I remember DD at 3 doing DS's spelling tests alongside him (he was 6 - yr2) and at first it was scribbles and then out of the blue she wrote "said" and "alfabet" and I did not help/show her or tell her she was right/wrong. Tbh I just wanted her to shut the fuck up be quiet whilst I concentrated on DS, so just gave her a pencil and paper.

TheSecondComing Thu 15-Aug-13 22:56:59

Message withdrawn at poster's request.

mercibucket Thu 15-Aug-13 22:58:03

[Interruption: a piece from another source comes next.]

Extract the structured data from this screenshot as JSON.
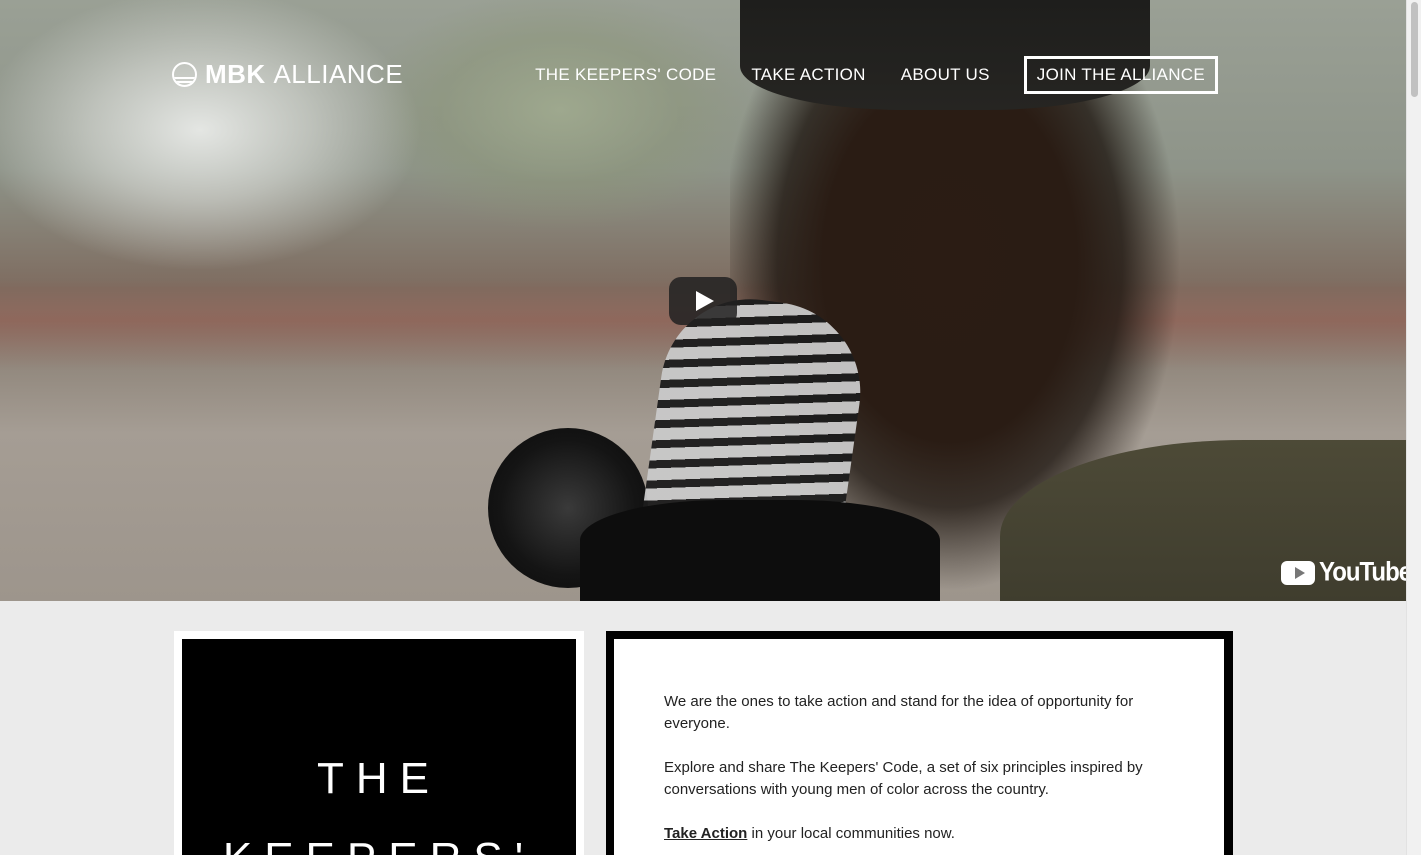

tsc, i know what you mean but perhaps it is personality not giftedness that causes the problems. all mine get high grades, but one is exactly as you describe, perfectionist, shy, hides ability, whilst the other, with exactly the same grades, is totally unfazed and a bit away with the fairies happy go lucky

i've never been particularly 'proud' of their achievements when toddlers/young children as it just seemed one of those things, mind you mine never read early or anything so maybe that is why! i was always proud they walked at 9 months for unexplainable reasons. afaik neither walking early nor reading early is anything very exciting or special apart from for the parents. if i saw a fb video i would probably assume it was reciting off by heart tbh.

op, i dont know, in the examples you give i see no need to talk about your child's abilities, if someone isn't asking you directly. if asked directly, i would just say they were doing well, unless speaking to someone whose child was at a similar level. its just a culturally acceptable way to deal with it in the uk.

simpson Thu 15-Aug-13 23:04:07

I would love DD to be taught the violin at school envy

Her HT is very firm about her not going into year groups above her age.

Not too bothered as long as they keep her ticking over really.

DD is not into numeracy so I guess that will be pushed, she also has OT at school 3 times a week (hypermobile).

Quite frankly anything to stop the hellish temper tantrums at home is good.

mercibucket Thu 15-Aug-13 23:04:21

lol i feel a need to point out mine are prob somewhere in the top 10 to 5 percent not the top 1, no child geniuses here, just your bog standard clever. how very british of me grin

TheSecondComing Thu 15-Aug-13 23:12:06

Message withdrawn at poster's request.

mercibucket Thu 15-Aug-13 23:17:04

maybe, tsc, it runs in our family too and i see traits in ds1, the neurotic, perfectionist one.

TheSecondComing Thu 15-Aug-13 23:20:28

Message withdrawn at poster's request.

Join the discussion

Join the discussion

Registering is free, easy, and means you can join in the discussion, get discounts, win prizes and lots more.

Register now